So cool! Adam pointed me to a whole new world of discovery that I am still unraveling and unfolding to this day.

I will not get into the details of Gaussian and Eisenstein integers here, except to say that they are sets of complex numbers occupying square and triangular lattices respectively. (You can click on the links provided and follow the search to any level of detail you wish).

They can be seen as two-dimensional versions of the one-dimensional number line of integers that we are all so familiar with.

Like their familiar one-dimensional counterpart, the Gaussian and Eisenstein integers form an integral domain: the rules of addition and multiplication apply, and these operations always result in a new number which is within the domain. Gaussian and Eisenstein integers have their own unique prime number and composite number personalities – which make for a fascinating study – including how they relate to families of plane-filling curves.

The Koch Curve and it’s Squarish cousin occupy triangular and square grids, respectively. And each has a “spine” that traverses exactly three units.

In these two lattices, all distances of grid points from the origin (0+0i) are square roots of integers (Euclidian norm).

Squaring the Euclidian norm gives us the field norm , the integer that we use to denote the fractal family. It is either prime or composite.

Here are some examples of plane-filling curves that occupy the square lattice:

Example 1 (also discovered by Carbajo)

Example 2 (Mandelbrot’s “Quartet”)

Example 3: (a Root 13 self-avoiding curve)

And here are some examples of plane-filling curves that occur in the triangular lattice:

Example 4: (a curve I discovered)

Example 5: (a member of the Root 7 family)

Example 6: (a member of the triangle Root 9 family)

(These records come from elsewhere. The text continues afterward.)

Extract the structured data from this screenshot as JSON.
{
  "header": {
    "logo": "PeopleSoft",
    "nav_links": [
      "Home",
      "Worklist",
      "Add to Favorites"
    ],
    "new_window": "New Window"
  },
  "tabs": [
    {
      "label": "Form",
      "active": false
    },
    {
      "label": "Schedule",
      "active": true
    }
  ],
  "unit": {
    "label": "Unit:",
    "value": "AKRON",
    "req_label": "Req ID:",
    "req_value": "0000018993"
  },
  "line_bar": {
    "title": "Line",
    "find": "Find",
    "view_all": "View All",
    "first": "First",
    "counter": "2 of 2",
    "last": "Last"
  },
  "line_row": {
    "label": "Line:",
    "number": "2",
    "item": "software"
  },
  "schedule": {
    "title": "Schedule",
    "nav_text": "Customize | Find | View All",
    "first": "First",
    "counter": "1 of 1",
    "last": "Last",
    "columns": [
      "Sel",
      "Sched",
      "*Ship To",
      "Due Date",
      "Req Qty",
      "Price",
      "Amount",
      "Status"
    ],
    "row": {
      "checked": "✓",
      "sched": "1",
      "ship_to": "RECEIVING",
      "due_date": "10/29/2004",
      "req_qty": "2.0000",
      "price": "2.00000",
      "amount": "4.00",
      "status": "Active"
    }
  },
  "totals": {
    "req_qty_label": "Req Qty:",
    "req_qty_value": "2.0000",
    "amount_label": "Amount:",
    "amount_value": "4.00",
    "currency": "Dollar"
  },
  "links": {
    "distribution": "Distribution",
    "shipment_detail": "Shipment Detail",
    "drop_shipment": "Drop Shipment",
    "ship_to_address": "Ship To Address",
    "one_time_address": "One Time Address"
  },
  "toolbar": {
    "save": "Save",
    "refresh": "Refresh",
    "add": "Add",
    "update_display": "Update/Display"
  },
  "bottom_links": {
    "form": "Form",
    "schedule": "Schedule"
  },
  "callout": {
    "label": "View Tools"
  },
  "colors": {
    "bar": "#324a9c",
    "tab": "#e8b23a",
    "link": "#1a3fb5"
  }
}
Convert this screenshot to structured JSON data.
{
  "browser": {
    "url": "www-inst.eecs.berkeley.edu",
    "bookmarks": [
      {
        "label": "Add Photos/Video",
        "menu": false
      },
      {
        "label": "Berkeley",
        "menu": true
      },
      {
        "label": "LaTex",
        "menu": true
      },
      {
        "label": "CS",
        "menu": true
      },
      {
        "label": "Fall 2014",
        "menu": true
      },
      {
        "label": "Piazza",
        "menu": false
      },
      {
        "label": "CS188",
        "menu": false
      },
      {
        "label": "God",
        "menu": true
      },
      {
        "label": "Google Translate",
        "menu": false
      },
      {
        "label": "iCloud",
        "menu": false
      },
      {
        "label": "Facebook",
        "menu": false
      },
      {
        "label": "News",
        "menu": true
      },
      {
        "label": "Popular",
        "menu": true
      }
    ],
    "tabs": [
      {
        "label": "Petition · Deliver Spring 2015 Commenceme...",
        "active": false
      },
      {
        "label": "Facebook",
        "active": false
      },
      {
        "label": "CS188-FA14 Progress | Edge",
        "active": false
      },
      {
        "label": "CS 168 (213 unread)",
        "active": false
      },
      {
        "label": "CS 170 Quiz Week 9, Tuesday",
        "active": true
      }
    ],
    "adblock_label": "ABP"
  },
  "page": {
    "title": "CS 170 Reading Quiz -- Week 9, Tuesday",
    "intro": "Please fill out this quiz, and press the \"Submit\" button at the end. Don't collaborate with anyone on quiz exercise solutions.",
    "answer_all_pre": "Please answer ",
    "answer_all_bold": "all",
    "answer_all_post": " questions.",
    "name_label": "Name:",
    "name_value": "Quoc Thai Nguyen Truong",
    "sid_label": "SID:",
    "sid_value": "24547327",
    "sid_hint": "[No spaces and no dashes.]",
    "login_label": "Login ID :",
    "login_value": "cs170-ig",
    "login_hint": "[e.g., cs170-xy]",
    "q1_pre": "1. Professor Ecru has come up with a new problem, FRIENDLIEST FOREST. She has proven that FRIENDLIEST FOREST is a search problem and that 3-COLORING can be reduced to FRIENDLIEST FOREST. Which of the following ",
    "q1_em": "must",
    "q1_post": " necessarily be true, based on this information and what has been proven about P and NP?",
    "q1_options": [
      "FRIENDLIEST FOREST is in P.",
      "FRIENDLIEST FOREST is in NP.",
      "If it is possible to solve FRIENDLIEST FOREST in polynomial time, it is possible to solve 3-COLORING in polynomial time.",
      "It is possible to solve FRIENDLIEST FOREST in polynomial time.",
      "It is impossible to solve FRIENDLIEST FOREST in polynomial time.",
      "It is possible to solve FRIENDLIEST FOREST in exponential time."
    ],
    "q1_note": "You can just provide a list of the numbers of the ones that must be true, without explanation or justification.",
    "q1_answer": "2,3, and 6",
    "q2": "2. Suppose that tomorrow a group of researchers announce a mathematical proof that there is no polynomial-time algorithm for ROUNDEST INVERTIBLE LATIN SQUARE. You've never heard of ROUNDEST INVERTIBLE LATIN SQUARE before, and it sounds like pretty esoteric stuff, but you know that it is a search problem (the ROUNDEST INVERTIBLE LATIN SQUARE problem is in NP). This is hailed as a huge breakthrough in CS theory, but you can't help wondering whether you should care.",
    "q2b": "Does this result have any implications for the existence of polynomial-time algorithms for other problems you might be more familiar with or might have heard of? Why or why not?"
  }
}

Check out the generators of these curves (shown at the left of each diagram). You may have noticed that some of them consist of line segments of differing lengths. These represent members of composite fractal families: their spines traverse a distance that is equal to the square root of a composite number in the domain. (Examples 1, 4, and 6 are composite).

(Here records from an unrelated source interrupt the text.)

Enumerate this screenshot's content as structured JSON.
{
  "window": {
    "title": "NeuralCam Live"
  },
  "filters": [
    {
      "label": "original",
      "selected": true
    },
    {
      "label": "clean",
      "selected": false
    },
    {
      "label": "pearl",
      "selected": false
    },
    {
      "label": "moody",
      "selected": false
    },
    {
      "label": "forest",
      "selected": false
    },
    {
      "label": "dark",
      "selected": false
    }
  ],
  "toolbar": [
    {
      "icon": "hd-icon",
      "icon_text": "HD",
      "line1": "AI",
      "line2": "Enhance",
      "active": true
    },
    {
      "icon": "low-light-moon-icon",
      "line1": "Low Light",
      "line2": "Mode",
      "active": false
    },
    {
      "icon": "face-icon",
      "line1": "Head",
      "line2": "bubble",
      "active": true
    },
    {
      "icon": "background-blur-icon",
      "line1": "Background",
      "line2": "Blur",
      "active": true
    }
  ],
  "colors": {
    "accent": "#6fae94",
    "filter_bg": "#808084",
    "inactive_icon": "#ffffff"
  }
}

The members of “prime” families (examples 2, 3, and 5 above) can only have segments of length 1. Consequently, as they are iterated to create higher-level teragons, with more fractal detail, the texture becomes more even and smooth. The composite curves – on the other hand – have varying density within their flesh, which increases in variety as they are iterated.

This is awesome: it’s another way to show the recursive complexity of composite numbers. And if you ask me (and Greg Chaitin), the composite numbers are way more interesting than the primes!

Here’s a plane-filling curve of the root-8 family. Since 8 = 2^3, this family contains interesting variants of the famous dragon curve, which is a member of the root 2 family. This example has the corners rounded for aesthetics. It shows some of the variation in scale within its flesh.

I’ll be posting more as discoveries are made. Stay tuned!

-Jeffrey